Stephen J. Schueler, M.D.

Angina Overview

What is angina?
A person with angina has chest pain or chest discomfort, caused by low oxygen delivery to the heart muscle. In most cases, this is caused by coronary artery disease, a narrowing of the arteries that supply oxygenated blood to the heart. The symptoms of angina occur when the supply of oxygen cannot meet the demand. Unstable angina describes angina symptoms that are new, worsening, or occurring more frequently.

What are the symptoms of angina?
The most common symptoms of angina include chest pain, chest tightness, or chest heaviness. Other symptoms include nausea, faintness, excessive sweating, breathing difficulty, and arm pain.

How does the doctor treat angina?
Treatment of angina includes medications to reduce chest pain, improve coronary blood flow, and lower blood pressure. Some patients may be candidates for angioplasty or coronary artery bypass surgery.

Continue to Angina Incidence

Last Updated: Mar 9, 2011 References
Authors: Stephen J. Schueler, MD; John H. Beckett, MD; D. Scott Gettings, MD
Copyright DSHI Systems, Inc. Powered by: FreeMD - Your Virtual Doctor

PubMed Angina References
  1. Abrams J. Clinical practice.

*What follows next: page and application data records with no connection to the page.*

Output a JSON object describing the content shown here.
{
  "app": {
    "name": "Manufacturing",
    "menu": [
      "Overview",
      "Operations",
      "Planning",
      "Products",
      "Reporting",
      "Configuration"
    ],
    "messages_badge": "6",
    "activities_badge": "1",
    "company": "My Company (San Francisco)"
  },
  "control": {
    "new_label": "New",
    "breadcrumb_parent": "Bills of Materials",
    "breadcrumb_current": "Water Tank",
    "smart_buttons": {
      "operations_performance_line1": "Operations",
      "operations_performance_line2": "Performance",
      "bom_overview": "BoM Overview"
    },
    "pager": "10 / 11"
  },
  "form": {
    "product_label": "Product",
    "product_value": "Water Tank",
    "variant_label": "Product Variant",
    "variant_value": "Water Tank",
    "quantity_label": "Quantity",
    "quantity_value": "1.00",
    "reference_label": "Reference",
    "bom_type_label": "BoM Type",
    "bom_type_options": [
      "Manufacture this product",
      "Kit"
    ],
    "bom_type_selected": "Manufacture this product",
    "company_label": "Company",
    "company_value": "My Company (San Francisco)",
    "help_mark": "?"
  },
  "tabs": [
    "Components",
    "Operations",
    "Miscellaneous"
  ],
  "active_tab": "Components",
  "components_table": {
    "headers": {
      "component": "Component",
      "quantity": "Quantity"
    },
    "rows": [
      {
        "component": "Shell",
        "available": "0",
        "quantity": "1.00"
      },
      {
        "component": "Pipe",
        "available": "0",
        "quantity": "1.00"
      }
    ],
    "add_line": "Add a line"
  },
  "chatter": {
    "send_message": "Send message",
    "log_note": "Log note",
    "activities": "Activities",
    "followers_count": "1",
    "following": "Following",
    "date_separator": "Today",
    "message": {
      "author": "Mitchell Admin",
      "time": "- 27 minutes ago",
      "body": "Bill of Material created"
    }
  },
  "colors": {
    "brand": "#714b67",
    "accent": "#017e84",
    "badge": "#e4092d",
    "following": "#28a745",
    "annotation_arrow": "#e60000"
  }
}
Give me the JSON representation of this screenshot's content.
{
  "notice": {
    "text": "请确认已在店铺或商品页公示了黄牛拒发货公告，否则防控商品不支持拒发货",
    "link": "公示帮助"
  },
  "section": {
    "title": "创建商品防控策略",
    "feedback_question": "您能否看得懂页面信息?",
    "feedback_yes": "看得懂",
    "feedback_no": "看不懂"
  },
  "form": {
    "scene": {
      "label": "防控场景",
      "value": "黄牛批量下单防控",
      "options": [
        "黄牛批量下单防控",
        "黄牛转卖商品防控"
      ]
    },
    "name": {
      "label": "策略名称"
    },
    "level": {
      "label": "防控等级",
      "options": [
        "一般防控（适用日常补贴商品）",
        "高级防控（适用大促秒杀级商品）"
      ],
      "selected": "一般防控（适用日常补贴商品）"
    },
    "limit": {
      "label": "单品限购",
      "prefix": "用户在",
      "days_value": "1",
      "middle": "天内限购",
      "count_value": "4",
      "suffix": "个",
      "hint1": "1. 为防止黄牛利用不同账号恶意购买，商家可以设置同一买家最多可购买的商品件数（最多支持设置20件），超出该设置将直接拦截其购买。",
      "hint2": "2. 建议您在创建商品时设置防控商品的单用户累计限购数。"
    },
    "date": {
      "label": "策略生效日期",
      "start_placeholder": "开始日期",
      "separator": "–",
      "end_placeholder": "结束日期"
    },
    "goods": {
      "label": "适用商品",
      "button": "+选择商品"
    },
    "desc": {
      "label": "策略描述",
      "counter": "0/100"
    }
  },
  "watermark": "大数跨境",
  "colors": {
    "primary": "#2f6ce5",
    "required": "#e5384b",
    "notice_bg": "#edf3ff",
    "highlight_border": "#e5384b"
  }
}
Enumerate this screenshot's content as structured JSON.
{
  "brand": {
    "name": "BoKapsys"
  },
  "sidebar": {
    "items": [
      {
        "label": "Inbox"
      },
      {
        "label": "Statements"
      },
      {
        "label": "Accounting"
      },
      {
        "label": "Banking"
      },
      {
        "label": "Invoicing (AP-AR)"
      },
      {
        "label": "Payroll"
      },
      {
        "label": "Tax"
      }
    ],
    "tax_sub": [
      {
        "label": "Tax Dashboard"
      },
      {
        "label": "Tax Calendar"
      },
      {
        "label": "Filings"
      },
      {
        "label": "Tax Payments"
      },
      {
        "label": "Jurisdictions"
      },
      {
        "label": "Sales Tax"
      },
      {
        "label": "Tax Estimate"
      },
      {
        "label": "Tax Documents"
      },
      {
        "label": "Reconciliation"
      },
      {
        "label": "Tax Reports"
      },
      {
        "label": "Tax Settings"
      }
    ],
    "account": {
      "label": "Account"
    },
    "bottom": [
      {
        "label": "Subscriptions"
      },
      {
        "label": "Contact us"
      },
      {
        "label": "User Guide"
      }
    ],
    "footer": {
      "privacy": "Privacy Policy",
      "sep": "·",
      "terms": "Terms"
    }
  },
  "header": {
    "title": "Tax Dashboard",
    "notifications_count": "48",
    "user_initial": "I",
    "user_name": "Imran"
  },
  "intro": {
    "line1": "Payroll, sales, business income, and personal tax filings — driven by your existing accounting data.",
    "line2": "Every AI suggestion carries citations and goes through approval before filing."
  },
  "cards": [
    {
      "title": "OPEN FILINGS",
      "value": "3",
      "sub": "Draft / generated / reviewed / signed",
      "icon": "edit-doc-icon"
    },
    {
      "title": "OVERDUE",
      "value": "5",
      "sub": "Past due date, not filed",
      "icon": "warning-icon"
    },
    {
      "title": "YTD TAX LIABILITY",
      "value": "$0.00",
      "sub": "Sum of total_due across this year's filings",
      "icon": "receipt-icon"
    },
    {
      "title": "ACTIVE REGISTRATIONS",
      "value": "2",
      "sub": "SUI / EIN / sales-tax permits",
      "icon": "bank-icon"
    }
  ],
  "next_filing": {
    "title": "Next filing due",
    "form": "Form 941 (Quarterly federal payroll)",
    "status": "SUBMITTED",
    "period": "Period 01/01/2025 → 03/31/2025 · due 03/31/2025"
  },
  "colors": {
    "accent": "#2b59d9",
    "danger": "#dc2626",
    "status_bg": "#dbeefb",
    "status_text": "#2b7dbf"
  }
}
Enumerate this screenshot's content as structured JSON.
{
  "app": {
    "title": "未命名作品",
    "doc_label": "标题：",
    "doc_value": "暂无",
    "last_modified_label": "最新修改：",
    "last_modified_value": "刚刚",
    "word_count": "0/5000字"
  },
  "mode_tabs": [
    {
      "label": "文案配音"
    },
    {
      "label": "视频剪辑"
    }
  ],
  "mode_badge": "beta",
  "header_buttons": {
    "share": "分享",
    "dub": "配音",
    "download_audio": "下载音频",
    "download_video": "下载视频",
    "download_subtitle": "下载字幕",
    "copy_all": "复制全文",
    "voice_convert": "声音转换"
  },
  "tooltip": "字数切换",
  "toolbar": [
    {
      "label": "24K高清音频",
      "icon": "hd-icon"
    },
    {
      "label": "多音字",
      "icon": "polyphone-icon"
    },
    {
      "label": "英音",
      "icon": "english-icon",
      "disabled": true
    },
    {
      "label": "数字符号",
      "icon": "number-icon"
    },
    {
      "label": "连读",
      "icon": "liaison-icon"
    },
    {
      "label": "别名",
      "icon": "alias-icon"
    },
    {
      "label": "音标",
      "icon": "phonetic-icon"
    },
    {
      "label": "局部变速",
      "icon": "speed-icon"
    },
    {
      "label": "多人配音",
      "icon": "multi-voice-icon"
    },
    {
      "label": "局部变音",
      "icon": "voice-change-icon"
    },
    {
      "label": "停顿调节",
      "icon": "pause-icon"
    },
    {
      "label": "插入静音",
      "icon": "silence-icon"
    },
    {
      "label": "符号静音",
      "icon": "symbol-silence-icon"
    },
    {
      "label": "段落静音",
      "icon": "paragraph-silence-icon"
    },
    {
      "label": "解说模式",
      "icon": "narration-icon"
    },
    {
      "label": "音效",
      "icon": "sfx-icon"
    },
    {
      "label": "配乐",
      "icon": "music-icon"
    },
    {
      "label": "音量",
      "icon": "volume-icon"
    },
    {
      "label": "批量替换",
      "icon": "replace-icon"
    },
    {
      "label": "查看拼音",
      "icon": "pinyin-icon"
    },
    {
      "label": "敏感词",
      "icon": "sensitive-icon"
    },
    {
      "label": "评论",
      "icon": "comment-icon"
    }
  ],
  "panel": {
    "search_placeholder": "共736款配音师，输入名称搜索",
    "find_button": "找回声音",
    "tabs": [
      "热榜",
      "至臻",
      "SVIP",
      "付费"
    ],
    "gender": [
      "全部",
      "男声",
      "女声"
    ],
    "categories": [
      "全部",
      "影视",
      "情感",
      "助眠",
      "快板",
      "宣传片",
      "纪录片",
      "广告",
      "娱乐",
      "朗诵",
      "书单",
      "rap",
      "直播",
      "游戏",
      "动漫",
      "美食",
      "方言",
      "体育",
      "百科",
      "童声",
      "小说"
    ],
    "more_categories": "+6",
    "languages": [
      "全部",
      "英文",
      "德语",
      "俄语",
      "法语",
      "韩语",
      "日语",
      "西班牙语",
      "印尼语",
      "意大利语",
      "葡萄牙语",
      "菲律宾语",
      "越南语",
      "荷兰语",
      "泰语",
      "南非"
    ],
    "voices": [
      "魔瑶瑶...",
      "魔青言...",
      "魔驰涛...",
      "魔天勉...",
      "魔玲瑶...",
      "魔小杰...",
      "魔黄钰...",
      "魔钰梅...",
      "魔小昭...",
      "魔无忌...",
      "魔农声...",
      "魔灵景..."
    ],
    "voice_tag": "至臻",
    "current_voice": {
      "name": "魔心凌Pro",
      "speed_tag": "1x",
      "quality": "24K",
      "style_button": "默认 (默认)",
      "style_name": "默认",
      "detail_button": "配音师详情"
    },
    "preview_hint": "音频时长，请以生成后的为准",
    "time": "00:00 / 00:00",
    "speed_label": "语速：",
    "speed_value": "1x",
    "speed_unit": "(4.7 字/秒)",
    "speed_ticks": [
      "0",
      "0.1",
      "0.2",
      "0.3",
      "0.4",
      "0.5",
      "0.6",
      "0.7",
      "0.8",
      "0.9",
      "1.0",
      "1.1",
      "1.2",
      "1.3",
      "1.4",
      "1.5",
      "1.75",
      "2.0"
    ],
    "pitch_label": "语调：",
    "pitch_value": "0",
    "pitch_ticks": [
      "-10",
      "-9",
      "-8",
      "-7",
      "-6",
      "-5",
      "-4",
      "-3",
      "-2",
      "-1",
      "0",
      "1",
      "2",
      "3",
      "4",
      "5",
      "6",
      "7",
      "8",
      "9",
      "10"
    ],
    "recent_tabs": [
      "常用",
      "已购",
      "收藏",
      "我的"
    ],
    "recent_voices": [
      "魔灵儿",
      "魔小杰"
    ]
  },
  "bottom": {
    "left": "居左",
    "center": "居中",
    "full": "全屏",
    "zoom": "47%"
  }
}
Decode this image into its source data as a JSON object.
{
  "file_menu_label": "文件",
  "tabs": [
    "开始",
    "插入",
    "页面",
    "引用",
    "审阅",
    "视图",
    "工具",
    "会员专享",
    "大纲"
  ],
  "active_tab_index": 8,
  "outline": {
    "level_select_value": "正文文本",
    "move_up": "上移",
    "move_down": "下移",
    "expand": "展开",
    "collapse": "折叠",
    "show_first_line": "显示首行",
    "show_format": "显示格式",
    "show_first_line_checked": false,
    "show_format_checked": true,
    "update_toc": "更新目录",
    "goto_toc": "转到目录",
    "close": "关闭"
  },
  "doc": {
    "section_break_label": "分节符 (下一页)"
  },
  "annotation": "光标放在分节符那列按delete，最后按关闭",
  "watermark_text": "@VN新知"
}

Chronic stable angina. N Engl J Med. 2005 Jun 16;352(24):2524-33. [1595880]
  2. Brown TL, Merrill J, Hill P, Bengel FM. Relationship of coronary calcium and myocardial perfusion in individuals with chest pain. Assessed by integrated rubidium-82 PET-CT. Nuklearmedizin. 2008;47(6):255-260. [19057799]
  3. O'Toole L. Angina (stable). Clin Evid. 2005 Jun;(13):62-9. [16135259]
  4. Parker JO. Angina pectoris: a review of current and emerging therapies. Am J Manag Care. 2004 Oct;10(11 Suppl):S332-8. [15603242]
  5. Scheidt S. Treatment of stable angina: medical and invasive therapy--implications for the elderly. Am J Geriatr Cardiol. 2005 Jul-Aug;14(4):183-92. [16015059]
FreeMD is provided for information purposes only and should not be used as a substitute for evaluation and treatment by a physician. Please review our terms of use.